- **What is needed**:
Please copy each line below that contains the word "Personel".

== Supplied records

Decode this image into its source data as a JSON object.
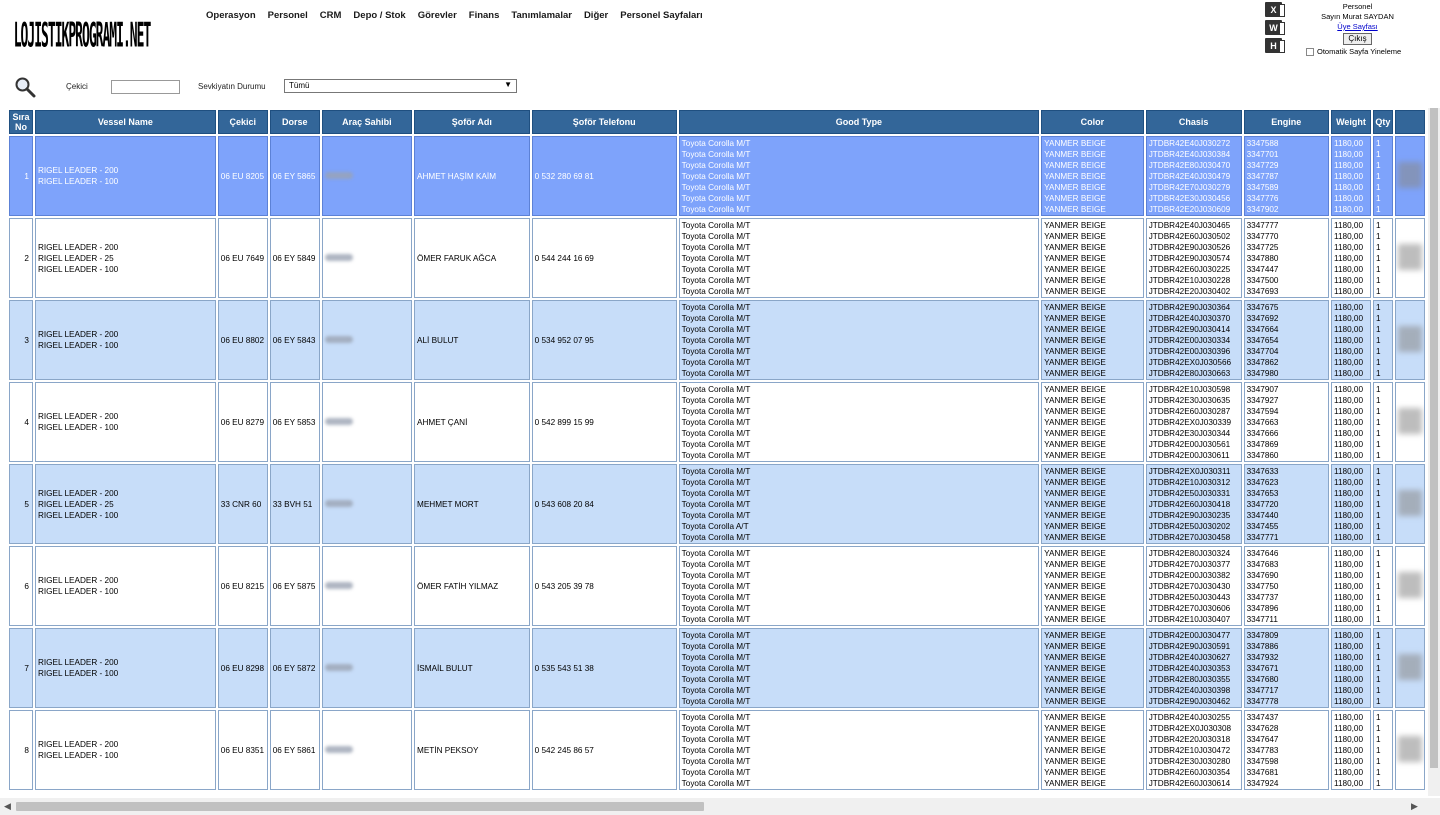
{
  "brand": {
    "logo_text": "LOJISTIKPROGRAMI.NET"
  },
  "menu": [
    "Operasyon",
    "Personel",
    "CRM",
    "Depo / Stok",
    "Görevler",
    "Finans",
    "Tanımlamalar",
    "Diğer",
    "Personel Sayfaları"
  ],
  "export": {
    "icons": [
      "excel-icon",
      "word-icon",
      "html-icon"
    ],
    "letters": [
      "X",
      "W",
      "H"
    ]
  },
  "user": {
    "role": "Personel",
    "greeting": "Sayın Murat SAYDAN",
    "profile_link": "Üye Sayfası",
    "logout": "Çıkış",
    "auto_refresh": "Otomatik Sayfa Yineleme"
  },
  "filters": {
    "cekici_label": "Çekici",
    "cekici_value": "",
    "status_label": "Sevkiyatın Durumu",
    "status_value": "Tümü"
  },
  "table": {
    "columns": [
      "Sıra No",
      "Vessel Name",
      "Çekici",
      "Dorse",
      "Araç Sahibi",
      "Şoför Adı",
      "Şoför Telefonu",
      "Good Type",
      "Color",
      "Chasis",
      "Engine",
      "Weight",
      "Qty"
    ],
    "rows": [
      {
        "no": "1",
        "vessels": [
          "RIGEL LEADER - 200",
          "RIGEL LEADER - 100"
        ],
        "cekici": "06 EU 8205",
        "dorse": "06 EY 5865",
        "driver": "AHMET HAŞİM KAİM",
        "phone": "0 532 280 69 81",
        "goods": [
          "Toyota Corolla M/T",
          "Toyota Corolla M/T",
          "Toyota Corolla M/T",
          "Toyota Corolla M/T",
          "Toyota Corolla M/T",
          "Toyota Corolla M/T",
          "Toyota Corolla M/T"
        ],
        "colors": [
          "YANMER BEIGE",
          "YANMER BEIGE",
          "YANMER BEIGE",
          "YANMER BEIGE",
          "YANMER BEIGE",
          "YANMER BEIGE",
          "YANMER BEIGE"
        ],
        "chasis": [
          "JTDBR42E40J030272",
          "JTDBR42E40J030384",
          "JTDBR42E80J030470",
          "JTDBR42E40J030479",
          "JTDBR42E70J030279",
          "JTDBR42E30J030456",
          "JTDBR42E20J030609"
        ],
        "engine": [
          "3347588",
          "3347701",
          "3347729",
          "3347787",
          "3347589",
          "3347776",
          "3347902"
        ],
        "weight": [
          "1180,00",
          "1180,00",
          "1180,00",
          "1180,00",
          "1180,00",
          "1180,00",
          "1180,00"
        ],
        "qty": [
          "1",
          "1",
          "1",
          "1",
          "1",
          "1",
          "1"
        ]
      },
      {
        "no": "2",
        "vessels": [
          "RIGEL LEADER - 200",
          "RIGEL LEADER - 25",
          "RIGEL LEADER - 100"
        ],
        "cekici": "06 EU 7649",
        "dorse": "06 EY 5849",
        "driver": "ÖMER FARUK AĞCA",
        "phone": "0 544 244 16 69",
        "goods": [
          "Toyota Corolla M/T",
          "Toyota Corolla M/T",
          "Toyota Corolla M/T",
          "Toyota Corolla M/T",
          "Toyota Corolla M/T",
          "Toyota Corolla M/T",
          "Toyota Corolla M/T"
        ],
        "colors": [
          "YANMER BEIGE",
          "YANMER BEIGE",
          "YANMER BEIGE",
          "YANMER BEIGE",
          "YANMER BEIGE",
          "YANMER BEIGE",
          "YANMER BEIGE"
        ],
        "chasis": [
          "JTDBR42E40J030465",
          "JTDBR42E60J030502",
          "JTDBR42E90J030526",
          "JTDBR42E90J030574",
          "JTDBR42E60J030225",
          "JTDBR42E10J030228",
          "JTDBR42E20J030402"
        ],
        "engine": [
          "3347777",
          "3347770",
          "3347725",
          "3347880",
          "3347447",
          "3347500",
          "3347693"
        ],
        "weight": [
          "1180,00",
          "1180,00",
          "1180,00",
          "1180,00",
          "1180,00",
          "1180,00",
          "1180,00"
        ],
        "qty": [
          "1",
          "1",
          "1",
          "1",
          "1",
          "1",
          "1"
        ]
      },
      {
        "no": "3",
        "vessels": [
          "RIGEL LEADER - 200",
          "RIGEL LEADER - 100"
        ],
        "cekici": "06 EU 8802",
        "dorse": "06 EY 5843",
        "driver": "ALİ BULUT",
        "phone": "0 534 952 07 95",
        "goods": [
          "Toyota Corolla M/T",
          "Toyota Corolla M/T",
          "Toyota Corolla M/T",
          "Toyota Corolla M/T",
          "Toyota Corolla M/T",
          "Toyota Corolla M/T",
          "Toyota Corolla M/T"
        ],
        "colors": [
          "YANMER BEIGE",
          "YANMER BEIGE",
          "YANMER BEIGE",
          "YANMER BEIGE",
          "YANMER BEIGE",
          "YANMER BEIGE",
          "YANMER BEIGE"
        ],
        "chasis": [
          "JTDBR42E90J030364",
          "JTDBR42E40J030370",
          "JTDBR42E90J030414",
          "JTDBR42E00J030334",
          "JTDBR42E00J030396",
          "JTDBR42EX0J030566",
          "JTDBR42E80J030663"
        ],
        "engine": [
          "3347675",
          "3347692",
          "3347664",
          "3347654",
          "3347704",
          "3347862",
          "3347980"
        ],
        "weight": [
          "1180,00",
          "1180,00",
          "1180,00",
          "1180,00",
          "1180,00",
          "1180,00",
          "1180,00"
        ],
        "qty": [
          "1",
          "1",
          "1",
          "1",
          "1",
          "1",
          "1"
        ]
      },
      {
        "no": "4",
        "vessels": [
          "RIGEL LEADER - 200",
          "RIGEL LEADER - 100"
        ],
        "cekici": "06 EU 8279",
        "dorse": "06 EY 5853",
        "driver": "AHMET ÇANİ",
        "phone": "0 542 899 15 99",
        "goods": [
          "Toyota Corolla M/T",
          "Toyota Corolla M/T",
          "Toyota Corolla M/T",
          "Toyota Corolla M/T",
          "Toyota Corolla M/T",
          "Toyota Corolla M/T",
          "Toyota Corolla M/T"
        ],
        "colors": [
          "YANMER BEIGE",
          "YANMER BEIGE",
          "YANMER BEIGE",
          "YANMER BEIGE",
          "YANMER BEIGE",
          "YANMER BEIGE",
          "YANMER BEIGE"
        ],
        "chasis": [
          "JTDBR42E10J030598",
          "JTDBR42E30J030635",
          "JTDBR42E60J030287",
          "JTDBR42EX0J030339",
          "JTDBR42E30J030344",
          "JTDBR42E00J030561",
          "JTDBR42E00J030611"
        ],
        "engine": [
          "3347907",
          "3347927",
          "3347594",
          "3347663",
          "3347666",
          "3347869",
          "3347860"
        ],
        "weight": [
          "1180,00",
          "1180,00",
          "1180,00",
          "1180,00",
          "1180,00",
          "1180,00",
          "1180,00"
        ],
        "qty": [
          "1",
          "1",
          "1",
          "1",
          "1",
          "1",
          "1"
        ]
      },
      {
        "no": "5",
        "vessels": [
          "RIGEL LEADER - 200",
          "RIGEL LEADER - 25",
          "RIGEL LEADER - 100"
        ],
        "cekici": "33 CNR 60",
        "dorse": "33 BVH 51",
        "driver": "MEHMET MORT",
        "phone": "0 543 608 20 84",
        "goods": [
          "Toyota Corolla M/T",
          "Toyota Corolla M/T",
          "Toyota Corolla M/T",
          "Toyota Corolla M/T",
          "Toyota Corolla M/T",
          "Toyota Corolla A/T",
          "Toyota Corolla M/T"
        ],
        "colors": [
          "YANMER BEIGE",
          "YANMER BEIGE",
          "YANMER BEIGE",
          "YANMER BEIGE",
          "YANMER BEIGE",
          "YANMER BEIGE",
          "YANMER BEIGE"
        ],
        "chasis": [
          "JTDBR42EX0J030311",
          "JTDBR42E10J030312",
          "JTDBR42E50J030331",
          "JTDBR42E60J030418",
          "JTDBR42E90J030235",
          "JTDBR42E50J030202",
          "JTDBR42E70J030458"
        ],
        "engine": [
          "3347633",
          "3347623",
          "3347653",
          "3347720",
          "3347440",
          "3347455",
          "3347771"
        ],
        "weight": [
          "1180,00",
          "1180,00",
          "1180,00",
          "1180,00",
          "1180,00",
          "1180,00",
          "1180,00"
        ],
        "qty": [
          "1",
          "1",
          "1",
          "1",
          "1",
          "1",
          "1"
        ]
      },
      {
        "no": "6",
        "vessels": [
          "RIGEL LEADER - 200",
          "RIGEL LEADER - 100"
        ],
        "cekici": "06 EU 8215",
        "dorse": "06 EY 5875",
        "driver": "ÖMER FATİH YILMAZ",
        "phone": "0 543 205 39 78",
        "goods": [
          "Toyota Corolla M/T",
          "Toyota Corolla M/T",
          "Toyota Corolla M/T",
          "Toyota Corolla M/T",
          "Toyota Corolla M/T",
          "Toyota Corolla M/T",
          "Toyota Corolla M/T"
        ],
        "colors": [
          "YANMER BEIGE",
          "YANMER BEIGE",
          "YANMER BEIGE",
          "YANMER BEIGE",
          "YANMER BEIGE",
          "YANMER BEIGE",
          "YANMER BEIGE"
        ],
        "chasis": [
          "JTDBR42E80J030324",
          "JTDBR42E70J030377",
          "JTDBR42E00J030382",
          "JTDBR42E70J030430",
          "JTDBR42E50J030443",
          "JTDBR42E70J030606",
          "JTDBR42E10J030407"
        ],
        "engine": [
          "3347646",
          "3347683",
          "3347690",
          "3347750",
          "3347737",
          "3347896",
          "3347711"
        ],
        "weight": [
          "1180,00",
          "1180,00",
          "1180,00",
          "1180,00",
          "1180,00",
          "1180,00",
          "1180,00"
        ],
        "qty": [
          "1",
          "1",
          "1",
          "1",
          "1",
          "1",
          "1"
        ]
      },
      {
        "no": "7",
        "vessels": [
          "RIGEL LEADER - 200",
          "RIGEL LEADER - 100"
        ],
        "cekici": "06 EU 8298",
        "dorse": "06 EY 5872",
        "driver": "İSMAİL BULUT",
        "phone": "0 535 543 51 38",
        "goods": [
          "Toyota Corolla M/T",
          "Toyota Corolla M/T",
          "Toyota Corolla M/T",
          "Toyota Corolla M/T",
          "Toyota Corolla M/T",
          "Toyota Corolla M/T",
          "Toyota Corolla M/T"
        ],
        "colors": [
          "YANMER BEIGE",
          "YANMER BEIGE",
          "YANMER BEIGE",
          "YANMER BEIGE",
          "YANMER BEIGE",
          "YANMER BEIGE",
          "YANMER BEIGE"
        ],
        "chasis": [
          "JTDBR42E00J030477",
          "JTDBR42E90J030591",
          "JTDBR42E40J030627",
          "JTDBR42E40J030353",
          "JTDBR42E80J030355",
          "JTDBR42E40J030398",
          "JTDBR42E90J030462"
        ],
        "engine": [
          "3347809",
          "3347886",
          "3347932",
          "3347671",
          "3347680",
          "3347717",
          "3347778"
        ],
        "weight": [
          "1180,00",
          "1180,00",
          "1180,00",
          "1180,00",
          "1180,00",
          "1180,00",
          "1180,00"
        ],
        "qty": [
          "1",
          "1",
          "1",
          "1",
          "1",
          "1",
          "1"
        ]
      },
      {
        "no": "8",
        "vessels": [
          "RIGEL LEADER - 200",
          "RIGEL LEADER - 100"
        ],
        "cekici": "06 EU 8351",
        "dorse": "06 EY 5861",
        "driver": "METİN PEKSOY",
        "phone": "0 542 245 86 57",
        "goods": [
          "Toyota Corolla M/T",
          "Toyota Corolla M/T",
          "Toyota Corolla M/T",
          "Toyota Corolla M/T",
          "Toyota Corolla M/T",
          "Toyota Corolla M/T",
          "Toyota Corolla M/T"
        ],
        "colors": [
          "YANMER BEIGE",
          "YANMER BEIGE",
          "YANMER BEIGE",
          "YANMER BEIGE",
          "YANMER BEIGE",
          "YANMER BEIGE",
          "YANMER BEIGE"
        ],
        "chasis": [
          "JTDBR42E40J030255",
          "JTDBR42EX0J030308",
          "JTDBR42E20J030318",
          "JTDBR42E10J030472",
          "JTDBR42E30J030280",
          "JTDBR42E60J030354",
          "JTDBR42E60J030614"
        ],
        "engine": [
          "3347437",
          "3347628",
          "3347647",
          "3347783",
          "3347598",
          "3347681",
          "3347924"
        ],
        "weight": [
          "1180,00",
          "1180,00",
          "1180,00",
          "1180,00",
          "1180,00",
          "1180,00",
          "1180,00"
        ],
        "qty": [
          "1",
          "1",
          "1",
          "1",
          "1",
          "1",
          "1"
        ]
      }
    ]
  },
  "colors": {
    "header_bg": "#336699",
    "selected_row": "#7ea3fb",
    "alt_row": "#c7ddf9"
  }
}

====

- **Reply**:
    "Personel",
    "Personel Sayfaları"
    "role": "Personel",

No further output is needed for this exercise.